After a period of suspense and intense speculation, the Pakistan government has picked Lt General Asim Munir, currently the Quartermaster General, to succeed General Qamar Javed Bajwa as the Chief of Army Staff on his retirement on November 29. He had earlier served as Director General of Military Intelligence and ISI, as well as the Commander of Pakistan army’s XXX Corps at Gujranwala.
Munir is the senior-most officer in the army after Bajwa. However, his appointment has not been without controversy.
To begin with, he was due to retire on November 27 — two days before the post of army chief falls vacant. As per Pakistani media reports, the government decided to retain his services on security considerations under the Army Act until he takes over as chief. Further, he had been shunted from the post of DG ISI within eight months in June 2019 by then PM Imran Khan, reportedly because of some disagreements and replaced by the latter’s favourite, Lt General Faiz Hameed. Imran Khan looked at Munir with suspicion, which was compounded by the reports of Munir’s choice as chief having been made by exiled PML(N) supremo, Nawaz Sharif.
Expecting Munir’s elevation, Imran Khan had stated recently that President Arif Alvi, who belonged to his Pakistan Tehreek-e-Insaf (PTI), would consult the former PM before approving the appointment. The president’s approval is a constitutional requirement. The president can delay it by about 30 days and send it back for reconsideration. He is, however, bound to approve it after the government recommends it again. Government representatives had said that they were prepared to deal with any delay by the president without spelling out how they would do so. According to some reports, in such a contingency, Munir could have been appointed the Vice Chief of Army Staff to hold the fort till presidential approval. However, better sense appears to prevail in the presidential and PTI camps. The president gave his approval after a meeting with Imran Khan in Lahore. Imran had also announced he would join the long march of his supporters in Rawalpindi on November 26 and reveal his further course of action. It is possible that the presidential approval was facilitated by some assurances of an even-handed attitude by the incoming army chief to Imran Khan.
The new army chief will face many complex challenges. His foremost task will be to deal with the damage done to the army’s image by Bajwa’s political engineering throughout his six-year tenure. This has been compounded by reports of his immediate family having amassed considerable wealth after he became army chief. In a recent farewell speech, he admitted that the army has faced criticism from time to time because of its involvement in politics, which he described as “unconstitutional”.
Bajwa claimed that in February last year, the army leadership had decided after a lot of deliberation not to interfere in any political issue. He added that the army had initiated its catharsis and hoped that political parties would also review their conduct. Given his record in office, few are impressed by this mea culpa and his assurance of political neutrality or that his successors would be bound by it. The army cannot stay neutral if it has to protect its prime position in the polity and its enormous perks and privileges. However, the new army chief will have to contend with the public anger against the institution now embodied by the increasingly popular Imran Khan. There is also reported sympathy for Imran within the army. A wise course for Munir would be not to seek revenge against Imran Khan, keep the army away from politics and at best play the role of a facilitator for dialogue between opposing political camps. He should let the politicians slug it out and look for an opportune moment to recover the lost ground for the army.
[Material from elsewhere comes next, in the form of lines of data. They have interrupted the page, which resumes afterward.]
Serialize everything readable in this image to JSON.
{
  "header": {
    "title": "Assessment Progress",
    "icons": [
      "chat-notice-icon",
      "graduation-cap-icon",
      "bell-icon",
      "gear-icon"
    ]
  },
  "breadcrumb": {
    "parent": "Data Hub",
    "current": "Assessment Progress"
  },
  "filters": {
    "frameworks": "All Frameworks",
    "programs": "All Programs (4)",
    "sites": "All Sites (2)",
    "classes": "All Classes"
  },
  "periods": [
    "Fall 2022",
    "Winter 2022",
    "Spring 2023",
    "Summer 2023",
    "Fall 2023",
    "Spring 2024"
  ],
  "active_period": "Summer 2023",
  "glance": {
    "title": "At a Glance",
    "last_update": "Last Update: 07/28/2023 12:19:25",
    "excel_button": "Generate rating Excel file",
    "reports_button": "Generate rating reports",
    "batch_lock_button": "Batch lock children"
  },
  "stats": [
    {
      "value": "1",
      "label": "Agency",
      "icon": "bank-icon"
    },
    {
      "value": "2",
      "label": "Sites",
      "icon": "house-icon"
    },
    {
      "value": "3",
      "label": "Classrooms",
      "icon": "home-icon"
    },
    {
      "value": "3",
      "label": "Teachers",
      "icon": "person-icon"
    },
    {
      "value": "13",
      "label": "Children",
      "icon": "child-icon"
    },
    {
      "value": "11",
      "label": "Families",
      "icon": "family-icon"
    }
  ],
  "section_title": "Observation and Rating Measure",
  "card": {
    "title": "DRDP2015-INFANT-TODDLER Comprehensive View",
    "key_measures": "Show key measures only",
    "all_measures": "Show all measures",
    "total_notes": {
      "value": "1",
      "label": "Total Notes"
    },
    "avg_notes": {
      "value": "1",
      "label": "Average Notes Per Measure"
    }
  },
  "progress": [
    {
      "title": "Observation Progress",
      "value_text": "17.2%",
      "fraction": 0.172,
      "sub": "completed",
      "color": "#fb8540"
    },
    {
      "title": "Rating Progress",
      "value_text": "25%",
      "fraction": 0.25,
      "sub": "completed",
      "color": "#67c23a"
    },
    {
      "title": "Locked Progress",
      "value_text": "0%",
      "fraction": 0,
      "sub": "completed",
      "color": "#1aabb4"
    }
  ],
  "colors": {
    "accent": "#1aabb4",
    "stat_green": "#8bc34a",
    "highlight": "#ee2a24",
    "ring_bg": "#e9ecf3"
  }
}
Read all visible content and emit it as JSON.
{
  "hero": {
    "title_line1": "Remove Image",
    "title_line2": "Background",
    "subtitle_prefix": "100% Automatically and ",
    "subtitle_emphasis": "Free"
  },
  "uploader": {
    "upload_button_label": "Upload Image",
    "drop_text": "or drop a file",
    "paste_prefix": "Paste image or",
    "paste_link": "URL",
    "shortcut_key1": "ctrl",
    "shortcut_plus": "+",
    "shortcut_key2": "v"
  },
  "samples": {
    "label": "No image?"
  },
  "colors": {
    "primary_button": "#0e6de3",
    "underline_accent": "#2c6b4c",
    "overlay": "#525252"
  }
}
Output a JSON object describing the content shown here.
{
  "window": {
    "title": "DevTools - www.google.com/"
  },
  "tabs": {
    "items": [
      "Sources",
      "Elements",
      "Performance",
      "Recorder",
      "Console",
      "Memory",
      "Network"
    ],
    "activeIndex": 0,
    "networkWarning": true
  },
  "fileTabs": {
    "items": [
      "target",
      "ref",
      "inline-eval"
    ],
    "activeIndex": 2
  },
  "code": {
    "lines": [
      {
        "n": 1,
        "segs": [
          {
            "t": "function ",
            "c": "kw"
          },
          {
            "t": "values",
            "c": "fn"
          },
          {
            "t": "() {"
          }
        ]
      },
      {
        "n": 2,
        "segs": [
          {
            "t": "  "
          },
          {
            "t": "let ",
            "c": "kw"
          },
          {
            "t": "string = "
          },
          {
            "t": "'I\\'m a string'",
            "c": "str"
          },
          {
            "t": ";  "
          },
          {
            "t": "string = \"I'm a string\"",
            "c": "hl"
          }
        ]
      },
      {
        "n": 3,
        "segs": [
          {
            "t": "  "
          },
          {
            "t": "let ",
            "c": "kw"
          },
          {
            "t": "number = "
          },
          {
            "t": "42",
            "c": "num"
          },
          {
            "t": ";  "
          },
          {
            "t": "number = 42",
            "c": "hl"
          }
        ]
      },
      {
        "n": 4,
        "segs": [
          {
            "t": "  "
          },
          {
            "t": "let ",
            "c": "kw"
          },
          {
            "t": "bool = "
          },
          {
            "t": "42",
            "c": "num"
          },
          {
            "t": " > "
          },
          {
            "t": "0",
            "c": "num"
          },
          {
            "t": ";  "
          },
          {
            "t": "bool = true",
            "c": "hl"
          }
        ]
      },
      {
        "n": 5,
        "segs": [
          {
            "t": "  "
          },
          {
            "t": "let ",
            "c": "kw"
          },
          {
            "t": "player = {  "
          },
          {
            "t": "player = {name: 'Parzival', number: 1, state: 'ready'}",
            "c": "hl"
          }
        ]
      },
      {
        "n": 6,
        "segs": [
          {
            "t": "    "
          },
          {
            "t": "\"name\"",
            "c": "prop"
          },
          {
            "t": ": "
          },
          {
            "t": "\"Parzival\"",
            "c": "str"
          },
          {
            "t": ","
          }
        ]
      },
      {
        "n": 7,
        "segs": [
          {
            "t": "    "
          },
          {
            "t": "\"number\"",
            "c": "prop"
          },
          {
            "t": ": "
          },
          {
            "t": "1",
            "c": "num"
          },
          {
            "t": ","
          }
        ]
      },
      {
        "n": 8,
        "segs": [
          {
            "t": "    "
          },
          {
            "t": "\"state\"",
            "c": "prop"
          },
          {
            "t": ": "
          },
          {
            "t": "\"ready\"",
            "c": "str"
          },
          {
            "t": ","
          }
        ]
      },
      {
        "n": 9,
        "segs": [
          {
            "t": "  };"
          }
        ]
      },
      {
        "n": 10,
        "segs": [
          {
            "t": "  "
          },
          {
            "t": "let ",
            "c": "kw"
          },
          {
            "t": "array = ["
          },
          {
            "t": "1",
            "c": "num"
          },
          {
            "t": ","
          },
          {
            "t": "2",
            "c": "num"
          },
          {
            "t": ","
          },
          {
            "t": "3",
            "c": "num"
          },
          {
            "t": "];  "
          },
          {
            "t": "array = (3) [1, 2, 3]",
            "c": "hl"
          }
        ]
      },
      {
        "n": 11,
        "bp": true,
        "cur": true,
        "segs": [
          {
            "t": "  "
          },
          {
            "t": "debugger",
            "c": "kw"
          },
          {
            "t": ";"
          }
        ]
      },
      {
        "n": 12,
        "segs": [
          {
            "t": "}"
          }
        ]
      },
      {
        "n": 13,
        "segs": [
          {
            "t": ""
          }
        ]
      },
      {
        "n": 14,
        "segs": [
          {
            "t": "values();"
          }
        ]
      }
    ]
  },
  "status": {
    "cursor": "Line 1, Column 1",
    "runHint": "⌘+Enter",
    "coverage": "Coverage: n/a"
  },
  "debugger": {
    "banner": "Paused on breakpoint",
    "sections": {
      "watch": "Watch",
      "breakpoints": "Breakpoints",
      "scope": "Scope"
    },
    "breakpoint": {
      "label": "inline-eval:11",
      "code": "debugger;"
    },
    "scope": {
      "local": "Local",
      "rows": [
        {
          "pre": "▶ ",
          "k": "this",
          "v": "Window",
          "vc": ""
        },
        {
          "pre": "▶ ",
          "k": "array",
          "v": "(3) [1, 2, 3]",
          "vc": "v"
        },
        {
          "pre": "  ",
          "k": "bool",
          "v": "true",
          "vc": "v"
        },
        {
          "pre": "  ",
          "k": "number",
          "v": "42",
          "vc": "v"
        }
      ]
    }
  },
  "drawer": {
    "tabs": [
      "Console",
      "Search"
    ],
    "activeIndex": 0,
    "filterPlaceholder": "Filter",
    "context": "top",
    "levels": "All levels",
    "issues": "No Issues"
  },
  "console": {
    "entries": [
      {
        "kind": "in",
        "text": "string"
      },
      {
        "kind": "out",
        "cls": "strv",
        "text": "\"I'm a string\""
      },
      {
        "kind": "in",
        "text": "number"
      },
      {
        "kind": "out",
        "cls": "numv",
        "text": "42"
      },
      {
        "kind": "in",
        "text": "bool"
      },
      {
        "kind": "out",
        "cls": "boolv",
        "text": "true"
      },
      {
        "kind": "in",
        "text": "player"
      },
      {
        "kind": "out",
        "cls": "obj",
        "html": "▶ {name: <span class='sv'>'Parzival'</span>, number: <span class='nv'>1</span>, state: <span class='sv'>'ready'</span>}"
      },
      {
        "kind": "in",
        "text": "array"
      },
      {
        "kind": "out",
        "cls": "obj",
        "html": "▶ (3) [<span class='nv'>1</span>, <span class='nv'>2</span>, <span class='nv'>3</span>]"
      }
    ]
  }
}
Another major challenge for Munir would be the continued terrorist activities within Pakistan by the Tehreek-i-Taliban Pakistan (TTP) and other terror groups, notably in Balochistan and Khyber-Pakhtunkhwa. There were reports recently of TTP activists resurfacing and consolidating their position in the Swat area, which had seen an army operation in 2009. These were initially denied by the authorities, but finally acknowledged in the face of public protests. There is no easy solution to this problem. The Taliban victory in Afghanistan has not brought the dividends that the Pakistanis might have expected. They have refused to act against TTP elements in Afghanistan, recommending instead a solution through dialogue. The Taliban does not acknowledge the Durand Line and oppose Pakistan’s fencing activity along it.
Munir will also face the difficult task of sustaining and nurturing Pakistan’s renewed transactional activity with the US. Bajwa was able to begin this towards the end of his tenure, resulting in the F-16 sustenance package from the US. At the same time, the new chief will also have to continue to broaden and deepen Pakistan’s all-important relationship with China.
In the course of his career, Asim Munir has served as commander of the Pakistan forces in “Northern Areas” and Corps Commander, Gujranwala — both posts focussed on India. Because of the multiple challenges outlined above and Pakistan’s precarious economic situation, he may in the immediate term espouse Bajwa’s policy, seen over the last two years or so, of tactical restraint towards India. This may mean a continuing respect for the LoC ceasefire and not ramping up terror activity. However, we will have to watch out once his other compulsions ease a bit.
While the appointment of a new army chief to succeed the by now highly-controversial Bajwa has been expected to bring a degree of calm to Pakistan’s deeply divided polity, much will depend upon how Munir conducts himself, particularly in dealing with the highly polarised political situation.
The writer is a former High Commissioner to Pakistan